### [Activity]
Whenever "rotate" appears in a line, please copy that line from the data.
━━━
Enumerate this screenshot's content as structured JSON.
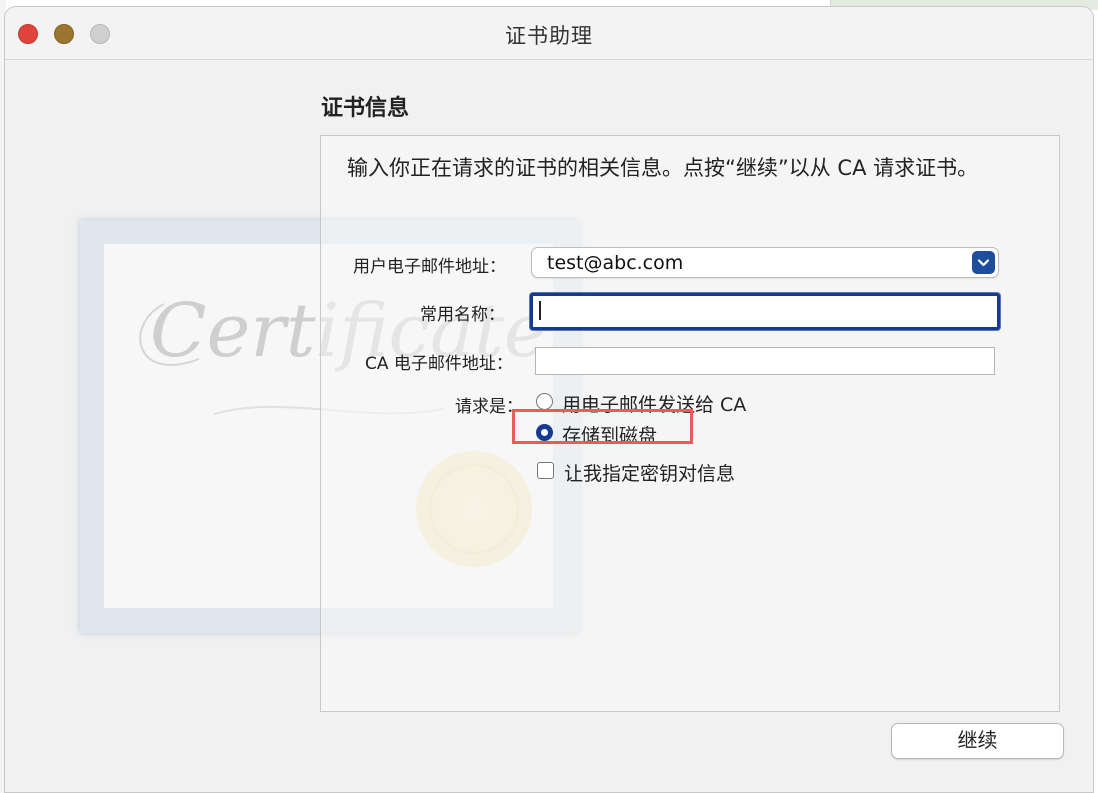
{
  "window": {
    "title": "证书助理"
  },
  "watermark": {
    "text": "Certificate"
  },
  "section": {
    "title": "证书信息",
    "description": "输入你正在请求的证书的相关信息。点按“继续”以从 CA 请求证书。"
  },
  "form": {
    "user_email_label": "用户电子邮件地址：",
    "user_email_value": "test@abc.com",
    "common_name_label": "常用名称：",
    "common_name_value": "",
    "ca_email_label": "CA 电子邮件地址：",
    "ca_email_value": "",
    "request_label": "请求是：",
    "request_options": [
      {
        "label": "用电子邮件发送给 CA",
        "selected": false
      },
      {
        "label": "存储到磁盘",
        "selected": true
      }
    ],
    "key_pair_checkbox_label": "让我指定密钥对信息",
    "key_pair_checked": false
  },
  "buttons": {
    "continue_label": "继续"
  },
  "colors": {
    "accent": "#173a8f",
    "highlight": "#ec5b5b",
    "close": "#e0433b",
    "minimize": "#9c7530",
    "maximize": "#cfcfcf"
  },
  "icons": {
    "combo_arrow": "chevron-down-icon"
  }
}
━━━
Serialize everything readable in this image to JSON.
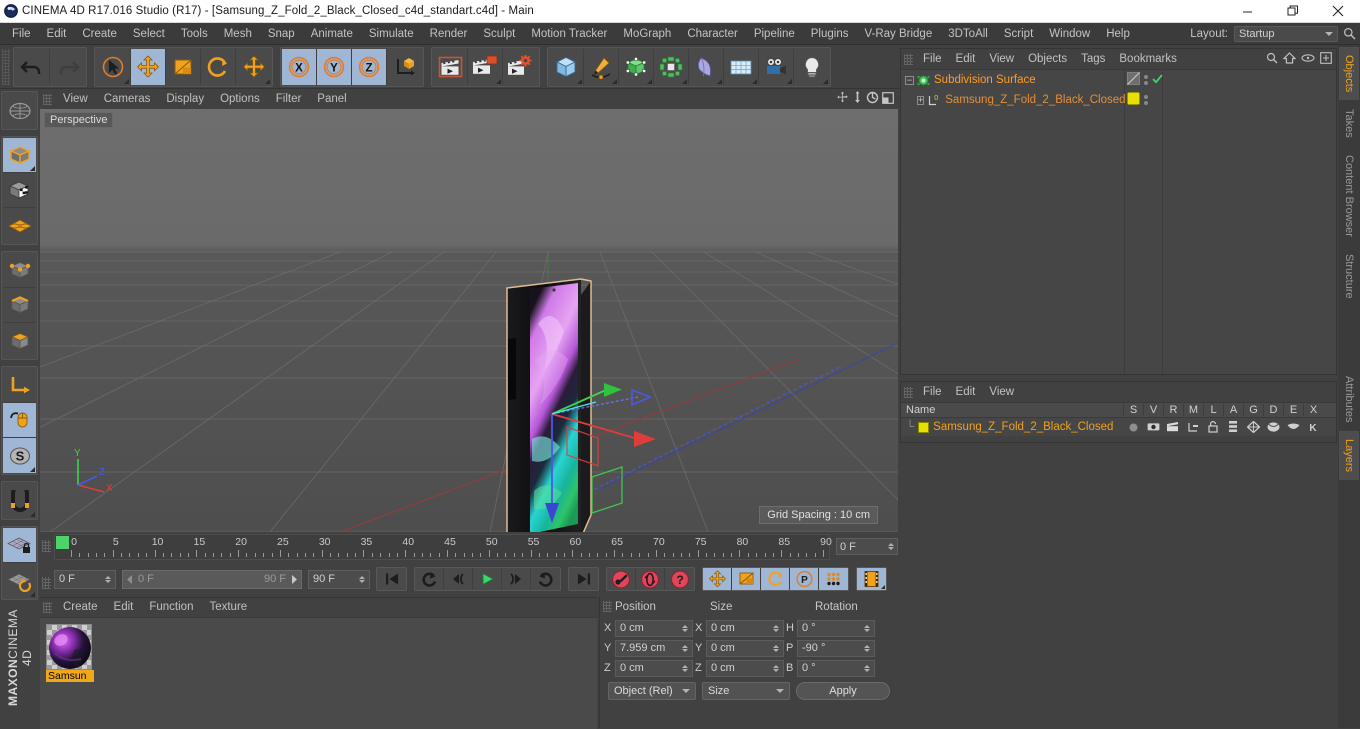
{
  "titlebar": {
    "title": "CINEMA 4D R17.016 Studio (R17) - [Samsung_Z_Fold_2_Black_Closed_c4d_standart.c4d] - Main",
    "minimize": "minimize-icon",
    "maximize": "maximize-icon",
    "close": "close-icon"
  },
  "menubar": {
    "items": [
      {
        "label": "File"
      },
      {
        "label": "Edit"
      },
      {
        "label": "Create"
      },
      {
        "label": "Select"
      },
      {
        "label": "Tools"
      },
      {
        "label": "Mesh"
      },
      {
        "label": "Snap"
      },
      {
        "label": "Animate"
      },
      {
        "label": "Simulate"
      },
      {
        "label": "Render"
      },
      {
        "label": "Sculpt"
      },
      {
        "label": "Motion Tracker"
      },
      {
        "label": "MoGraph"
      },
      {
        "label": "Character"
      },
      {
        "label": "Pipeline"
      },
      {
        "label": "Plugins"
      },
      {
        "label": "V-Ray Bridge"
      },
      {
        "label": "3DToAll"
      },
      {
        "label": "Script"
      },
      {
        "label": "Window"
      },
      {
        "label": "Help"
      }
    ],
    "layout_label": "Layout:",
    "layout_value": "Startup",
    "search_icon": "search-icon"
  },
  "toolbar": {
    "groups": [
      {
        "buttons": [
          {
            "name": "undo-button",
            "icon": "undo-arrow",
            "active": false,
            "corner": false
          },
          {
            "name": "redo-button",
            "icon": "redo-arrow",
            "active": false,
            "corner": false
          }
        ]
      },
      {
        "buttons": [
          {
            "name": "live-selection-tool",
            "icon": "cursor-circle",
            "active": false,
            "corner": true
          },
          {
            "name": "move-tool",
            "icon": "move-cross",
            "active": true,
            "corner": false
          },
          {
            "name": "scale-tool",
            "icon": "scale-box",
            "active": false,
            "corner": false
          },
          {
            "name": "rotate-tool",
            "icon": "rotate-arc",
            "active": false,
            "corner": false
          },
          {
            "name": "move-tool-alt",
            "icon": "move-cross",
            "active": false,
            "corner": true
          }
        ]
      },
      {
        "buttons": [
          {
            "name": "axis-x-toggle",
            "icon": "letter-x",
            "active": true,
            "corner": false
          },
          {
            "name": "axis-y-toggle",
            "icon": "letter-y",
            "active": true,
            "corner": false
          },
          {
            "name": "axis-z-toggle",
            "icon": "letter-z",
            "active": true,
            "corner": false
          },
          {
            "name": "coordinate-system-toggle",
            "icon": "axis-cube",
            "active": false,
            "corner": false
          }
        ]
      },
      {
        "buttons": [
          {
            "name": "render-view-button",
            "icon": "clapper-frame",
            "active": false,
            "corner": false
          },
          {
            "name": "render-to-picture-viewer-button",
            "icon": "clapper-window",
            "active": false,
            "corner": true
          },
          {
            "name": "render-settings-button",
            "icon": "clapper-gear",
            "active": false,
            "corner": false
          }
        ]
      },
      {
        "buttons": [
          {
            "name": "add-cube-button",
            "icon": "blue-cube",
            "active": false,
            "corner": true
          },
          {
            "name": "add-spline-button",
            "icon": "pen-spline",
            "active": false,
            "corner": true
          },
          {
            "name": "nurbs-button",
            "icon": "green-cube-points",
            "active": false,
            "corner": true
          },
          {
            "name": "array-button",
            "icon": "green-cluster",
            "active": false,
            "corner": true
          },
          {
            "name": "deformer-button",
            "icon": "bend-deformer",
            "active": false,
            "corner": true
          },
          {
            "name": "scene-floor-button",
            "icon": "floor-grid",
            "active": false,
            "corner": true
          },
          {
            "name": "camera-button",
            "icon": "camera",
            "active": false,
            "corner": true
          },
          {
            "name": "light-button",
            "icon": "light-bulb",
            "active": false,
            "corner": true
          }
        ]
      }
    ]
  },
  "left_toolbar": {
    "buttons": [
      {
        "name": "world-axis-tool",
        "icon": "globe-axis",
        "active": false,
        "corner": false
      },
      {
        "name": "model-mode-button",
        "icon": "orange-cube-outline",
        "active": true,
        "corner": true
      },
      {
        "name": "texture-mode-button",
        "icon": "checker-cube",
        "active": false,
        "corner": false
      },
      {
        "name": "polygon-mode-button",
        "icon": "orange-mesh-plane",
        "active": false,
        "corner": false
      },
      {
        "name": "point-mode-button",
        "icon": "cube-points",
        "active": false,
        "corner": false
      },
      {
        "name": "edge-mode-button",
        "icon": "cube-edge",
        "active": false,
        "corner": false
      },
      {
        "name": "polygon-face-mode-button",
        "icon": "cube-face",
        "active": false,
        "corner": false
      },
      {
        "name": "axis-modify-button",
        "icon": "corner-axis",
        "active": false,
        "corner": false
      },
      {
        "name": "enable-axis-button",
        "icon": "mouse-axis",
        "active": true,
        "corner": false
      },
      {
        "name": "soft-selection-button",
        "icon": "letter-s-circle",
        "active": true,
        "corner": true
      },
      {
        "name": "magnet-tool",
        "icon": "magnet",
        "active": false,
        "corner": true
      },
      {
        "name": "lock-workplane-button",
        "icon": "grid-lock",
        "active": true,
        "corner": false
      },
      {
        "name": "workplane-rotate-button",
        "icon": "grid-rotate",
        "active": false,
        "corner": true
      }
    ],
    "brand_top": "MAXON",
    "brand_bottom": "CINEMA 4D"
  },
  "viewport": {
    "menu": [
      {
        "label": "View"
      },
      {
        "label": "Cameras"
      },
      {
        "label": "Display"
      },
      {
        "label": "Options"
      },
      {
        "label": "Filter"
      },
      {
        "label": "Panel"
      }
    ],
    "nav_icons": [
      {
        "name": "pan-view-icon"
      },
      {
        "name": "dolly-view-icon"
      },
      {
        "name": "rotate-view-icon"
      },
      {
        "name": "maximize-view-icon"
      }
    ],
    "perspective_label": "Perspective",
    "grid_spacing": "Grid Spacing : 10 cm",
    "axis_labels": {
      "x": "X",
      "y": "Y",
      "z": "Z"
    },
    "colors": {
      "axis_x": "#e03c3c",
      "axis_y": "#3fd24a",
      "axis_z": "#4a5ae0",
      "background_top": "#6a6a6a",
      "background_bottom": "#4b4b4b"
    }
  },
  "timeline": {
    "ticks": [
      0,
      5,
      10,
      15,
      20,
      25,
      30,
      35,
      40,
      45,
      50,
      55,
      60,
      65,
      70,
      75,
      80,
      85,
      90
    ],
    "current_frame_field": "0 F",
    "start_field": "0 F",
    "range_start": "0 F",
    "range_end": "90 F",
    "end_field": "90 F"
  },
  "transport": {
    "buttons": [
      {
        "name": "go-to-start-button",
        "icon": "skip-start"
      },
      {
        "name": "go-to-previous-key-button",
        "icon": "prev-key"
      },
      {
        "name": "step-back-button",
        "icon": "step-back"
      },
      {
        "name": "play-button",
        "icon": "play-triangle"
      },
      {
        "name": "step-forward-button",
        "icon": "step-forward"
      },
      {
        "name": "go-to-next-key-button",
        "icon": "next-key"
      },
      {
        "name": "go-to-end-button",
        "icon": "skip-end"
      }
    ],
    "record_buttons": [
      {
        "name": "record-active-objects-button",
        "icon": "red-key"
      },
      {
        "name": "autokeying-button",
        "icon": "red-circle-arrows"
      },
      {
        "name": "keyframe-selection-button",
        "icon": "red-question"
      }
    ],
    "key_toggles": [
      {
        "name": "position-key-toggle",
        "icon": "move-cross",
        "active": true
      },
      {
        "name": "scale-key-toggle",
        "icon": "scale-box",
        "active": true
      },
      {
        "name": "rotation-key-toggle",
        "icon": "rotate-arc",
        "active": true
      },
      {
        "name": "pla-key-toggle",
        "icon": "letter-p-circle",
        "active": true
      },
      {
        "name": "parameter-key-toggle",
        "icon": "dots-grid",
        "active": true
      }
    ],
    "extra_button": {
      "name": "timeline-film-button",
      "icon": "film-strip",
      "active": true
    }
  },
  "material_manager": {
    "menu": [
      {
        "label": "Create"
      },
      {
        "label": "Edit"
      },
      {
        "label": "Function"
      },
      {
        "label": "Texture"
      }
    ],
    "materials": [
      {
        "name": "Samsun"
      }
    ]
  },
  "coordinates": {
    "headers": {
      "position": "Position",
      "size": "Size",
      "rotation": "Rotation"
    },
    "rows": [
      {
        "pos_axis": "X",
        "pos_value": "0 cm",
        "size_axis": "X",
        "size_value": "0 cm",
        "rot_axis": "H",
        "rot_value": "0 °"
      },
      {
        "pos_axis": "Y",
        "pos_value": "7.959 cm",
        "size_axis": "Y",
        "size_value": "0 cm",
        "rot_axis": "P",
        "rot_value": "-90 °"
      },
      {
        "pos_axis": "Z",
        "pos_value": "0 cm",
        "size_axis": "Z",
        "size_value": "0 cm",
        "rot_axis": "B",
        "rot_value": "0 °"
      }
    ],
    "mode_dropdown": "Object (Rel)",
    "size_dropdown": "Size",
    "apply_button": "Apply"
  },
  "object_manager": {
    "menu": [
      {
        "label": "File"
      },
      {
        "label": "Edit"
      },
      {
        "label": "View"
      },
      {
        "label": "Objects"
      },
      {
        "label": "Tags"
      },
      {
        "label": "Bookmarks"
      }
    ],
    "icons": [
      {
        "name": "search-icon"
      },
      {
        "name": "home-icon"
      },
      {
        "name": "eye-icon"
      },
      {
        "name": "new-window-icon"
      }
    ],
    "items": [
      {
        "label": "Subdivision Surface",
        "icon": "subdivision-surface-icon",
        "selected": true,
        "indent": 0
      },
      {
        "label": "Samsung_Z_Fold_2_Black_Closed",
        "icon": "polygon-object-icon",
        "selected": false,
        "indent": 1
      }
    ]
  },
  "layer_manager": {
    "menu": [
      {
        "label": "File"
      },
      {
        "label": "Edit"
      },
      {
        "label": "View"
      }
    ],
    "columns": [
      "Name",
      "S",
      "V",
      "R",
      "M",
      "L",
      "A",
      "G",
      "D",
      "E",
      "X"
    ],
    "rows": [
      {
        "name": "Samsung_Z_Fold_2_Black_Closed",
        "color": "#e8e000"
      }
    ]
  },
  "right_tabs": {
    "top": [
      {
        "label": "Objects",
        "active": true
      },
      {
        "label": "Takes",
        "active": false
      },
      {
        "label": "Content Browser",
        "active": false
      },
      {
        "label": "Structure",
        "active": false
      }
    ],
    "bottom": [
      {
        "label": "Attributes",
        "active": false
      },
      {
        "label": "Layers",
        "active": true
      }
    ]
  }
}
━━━
### [Answer section]
            "name": "rotate-tool",
            "icon": "rotate-arc",
        "name": "workplane-rotate-button",
        "icon": "grid-rotate",
        "name": "rotate-view-icon"
        "icon": "rotate-arc",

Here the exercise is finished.